- Task description
The word "JSON" occurs in some lines of the listing. Copy those lines.

- Records for this task
# # # #
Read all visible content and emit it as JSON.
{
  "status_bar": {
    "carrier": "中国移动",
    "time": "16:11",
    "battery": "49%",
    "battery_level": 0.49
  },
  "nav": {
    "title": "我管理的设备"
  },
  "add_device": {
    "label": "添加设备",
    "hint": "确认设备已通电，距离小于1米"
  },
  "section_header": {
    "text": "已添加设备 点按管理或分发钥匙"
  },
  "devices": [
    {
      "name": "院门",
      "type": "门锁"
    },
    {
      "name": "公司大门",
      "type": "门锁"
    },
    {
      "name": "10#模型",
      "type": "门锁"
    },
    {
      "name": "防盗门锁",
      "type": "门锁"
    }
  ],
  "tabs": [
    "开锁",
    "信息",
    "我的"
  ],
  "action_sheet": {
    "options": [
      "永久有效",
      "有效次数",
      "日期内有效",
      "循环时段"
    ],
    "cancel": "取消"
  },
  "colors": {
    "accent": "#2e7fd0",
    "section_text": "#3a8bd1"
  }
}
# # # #
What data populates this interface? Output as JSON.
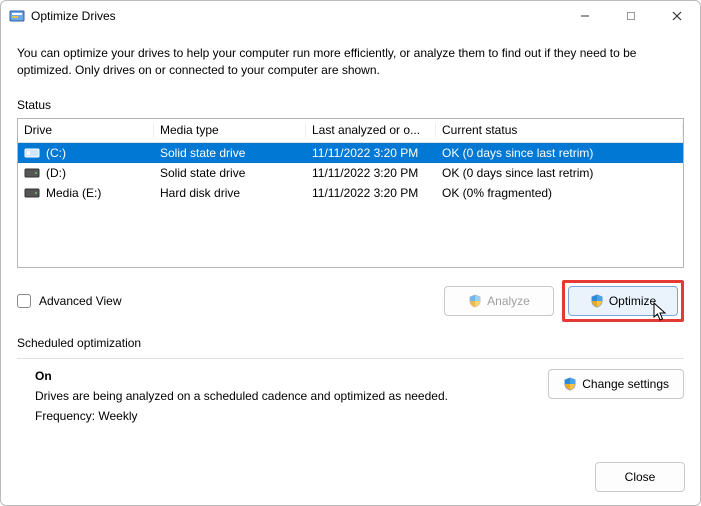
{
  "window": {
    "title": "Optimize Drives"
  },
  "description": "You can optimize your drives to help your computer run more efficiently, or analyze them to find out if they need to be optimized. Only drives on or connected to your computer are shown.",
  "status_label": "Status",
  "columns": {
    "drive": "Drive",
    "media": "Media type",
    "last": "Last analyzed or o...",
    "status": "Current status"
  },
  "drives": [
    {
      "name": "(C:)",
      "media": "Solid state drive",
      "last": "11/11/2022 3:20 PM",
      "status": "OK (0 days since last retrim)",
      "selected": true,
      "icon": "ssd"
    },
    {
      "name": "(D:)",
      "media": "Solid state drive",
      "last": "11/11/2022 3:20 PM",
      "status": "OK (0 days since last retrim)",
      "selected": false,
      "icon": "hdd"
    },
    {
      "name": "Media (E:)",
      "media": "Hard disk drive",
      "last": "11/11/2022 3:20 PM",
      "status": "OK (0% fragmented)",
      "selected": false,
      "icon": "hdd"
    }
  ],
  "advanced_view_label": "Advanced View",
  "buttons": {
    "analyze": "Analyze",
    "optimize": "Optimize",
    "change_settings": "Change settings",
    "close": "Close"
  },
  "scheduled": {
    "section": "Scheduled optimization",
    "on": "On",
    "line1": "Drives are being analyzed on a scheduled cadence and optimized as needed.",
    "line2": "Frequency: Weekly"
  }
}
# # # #
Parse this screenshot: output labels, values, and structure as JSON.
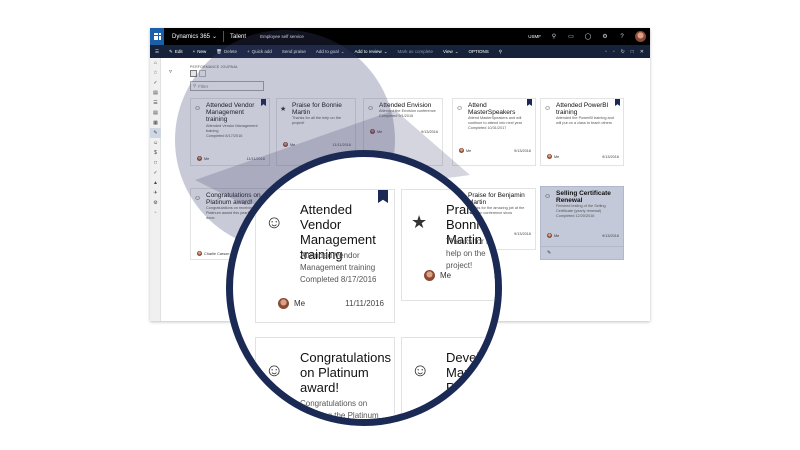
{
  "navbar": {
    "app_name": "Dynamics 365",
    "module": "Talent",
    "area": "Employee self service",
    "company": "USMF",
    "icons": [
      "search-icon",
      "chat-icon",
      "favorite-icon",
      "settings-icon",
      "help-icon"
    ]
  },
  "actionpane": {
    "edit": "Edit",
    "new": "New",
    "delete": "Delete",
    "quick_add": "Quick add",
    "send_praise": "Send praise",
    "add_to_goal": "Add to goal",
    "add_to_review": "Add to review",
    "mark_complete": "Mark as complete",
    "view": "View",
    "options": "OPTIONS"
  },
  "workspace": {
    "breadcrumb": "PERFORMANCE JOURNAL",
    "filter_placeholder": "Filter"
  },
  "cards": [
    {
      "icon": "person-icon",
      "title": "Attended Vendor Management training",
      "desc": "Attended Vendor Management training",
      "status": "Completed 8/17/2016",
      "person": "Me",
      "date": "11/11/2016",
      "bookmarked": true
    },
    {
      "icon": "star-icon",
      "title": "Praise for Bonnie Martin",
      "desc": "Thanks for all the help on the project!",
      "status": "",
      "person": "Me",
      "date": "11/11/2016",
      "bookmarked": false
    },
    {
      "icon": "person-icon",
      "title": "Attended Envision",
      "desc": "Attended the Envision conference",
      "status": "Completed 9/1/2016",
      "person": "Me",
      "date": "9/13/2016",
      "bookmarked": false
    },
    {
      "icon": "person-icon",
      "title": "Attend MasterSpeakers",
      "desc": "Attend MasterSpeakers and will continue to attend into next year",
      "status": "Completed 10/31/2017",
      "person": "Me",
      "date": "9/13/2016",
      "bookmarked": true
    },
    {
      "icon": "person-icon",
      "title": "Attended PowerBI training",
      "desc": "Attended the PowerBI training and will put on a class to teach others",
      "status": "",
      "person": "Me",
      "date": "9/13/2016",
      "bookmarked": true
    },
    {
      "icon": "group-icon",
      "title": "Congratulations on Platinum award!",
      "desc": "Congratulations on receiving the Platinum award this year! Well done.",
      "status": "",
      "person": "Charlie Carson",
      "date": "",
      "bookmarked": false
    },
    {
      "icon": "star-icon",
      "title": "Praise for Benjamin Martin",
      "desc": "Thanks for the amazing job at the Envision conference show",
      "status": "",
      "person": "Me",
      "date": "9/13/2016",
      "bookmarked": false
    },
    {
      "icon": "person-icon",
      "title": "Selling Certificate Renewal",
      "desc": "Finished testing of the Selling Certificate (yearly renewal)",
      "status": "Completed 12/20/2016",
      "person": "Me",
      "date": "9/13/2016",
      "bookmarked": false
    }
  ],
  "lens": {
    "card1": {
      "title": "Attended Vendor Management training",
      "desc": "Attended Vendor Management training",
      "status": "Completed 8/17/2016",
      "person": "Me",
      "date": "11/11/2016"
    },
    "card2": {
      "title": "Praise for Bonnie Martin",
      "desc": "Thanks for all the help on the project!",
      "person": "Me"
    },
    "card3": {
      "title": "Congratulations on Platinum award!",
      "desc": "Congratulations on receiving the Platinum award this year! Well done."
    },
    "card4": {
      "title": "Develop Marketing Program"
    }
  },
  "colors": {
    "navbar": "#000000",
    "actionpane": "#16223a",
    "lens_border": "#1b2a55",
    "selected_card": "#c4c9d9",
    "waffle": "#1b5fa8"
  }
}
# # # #
- Reply to the exercise
Read all visible content and emit it as JSON.
What data populates this interface? Output as JSON.
Parse this screenshot: output labels, values, and structure as JSON.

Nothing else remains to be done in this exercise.